▸ PROBLEM DETAILS
Look through the material below and report every line that includes "true".

▸ SOURCE RECORDS
..........

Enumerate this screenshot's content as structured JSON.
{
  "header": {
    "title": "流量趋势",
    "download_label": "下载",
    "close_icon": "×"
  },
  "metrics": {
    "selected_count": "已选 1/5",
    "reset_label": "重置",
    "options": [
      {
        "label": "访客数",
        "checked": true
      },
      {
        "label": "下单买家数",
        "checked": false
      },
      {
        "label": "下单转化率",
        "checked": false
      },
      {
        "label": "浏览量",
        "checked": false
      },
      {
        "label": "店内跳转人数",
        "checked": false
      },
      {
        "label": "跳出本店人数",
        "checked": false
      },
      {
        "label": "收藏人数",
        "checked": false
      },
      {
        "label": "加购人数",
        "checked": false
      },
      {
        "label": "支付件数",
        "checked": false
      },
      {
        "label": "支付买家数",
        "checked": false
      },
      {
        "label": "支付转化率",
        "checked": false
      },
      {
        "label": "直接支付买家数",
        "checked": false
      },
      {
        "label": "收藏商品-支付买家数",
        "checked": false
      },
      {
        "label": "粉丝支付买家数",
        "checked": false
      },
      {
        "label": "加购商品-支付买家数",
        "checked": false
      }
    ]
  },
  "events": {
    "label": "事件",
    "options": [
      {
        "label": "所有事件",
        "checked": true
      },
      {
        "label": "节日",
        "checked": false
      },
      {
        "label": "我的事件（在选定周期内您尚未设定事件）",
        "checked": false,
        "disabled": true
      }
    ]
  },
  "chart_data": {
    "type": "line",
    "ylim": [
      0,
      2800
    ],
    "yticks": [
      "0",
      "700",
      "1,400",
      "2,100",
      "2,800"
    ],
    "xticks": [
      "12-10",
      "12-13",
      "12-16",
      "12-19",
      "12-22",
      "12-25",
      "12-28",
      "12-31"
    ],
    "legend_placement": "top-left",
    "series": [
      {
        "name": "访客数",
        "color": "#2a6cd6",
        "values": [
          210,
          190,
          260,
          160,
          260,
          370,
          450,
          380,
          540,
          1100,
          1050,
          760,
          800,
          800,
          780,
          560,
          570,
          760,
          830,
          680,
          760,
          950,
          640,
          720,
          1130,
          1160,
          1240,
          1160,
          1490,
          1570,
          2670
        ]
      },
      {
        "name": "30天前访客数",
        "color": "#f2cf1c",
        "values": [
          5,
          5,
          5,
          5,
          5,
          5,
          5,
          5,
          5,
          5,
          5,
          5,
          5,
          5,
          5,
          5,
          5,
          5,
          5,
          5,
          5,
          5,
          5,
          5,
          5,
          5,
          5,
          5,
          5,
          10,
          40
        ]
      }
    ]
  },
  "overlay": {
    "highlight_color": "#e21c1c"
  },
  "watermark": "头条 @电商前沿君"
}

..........

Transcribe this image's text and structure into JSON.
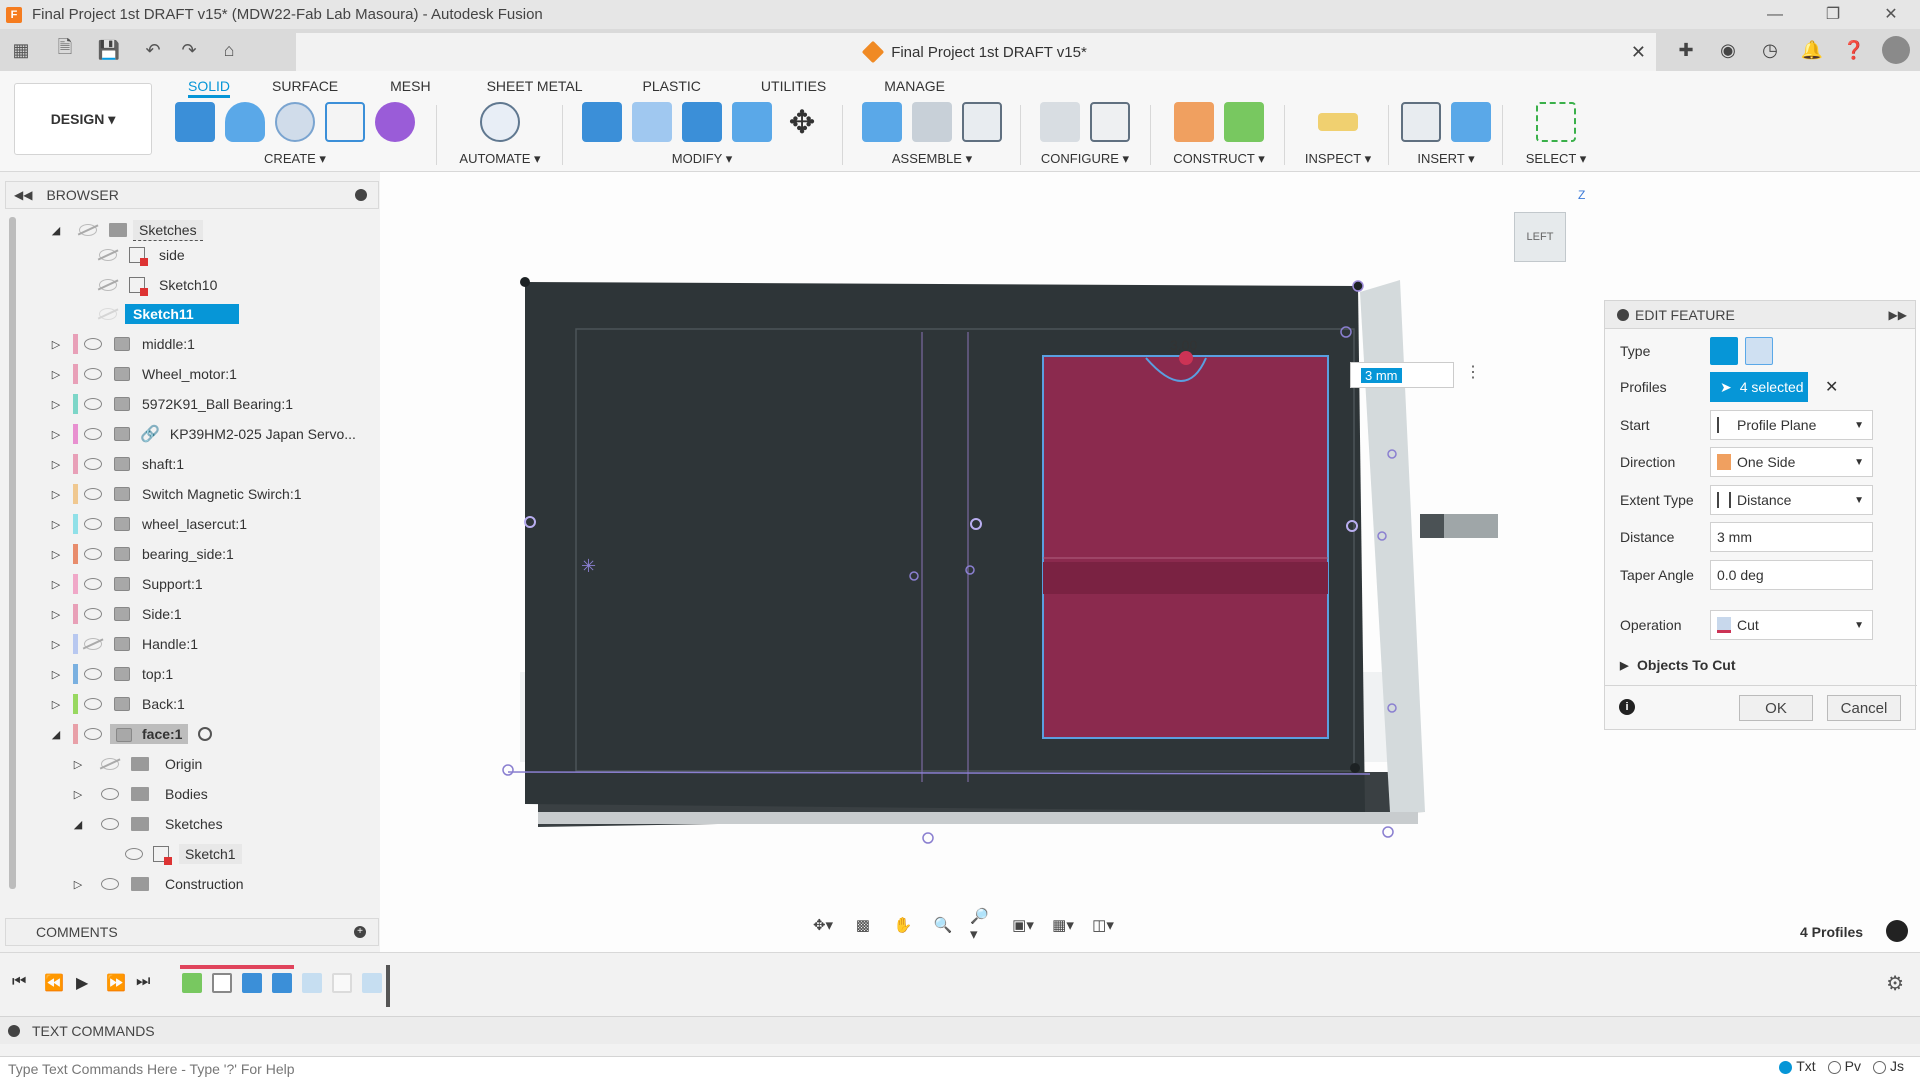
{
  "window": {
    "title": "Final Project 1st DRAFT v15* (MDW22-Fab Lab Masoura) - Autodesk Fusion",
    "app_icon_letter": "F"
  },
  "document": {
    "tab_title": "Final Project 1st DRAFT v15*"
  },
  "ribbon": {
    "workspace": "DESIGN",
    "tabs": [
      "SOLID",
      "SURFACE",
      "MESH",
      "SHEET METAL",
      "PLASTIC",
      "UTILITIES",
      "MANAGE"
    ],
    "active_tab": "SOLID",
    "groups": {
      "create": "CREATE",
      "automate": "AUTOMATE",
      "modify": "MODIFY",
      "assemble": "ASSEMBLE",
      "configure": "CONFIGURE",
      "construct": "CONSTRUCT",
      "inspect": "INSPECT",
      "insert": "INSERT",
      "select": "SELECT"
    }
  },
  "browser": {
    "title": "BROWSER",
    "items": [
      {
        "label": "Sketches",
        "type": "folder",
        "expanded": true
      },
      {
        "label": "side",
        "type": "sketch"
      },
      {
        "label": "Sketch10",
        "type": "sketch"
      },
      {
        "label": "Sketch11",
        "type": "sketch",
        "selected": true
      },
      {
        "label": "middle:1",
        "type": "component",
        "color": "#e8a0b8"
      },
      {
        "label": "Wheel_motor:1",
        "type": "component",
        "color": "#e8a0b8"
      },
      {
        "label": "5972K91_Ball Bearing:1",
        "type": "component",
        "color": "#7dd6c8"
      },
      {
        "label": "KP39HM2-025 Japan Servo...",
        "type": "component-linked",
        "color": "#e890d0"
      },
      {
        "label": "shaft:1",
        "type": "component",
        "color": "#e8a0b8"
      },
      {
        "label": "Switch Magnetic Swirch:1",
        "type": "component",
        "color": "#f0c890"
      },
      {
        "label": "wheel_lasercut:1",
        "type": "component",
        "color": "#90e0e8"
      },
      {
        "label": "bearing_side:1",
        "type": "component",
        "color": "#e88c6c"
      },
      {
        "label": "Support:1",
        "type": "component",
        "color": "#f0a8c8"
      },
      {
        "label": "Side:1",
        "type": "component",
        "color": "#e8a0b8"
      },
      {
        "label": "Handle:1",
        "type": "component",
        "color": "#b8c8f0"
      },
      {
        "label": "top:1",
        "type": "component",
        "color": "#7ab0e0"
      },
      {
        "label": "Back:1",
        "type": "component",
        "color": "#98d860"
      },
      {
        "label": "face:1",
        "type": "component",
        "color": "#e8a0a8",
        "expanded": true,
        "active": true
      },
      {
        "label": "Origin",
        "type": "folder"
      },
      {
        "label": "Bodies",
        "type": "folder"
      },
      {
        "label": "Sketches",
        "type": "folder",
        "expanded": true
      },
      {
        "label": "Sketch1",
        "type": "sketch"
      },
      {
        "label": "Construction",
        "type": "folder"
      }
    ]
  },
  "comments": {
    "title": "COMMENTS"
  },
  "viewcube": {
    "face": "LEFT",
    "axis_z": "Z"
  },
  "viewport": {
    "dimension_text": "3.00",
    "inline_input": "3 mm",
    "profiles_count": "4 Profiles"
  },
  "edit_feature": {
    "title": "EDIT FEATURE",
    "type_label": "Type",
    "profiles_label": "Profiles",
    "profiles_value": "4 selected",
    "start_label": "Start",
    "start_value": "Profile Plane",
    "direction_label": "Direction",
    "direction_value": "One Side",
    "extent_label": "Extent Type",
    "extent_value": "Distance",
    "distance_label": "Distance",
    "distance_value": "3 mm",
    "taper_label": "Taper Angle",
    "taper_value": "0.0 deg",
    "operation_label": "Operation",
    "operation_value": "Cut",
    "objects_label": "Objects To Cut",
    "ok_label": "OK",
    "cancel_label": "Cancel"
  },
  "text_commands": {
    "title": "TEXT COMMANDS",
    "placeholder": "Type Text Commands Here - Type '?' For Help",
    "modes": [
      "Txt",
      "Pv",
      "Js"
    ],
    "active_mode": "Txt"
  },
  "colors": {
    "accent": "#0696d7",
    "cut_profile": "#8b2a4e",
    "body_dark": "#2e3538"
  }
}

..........

▸ OUTPUT BELOW
        "checked": true
        "checked": true
        "disabled": true
        "expanded": true
        "selected": true
        "expanded": true,
        "active": true
        "expanded": true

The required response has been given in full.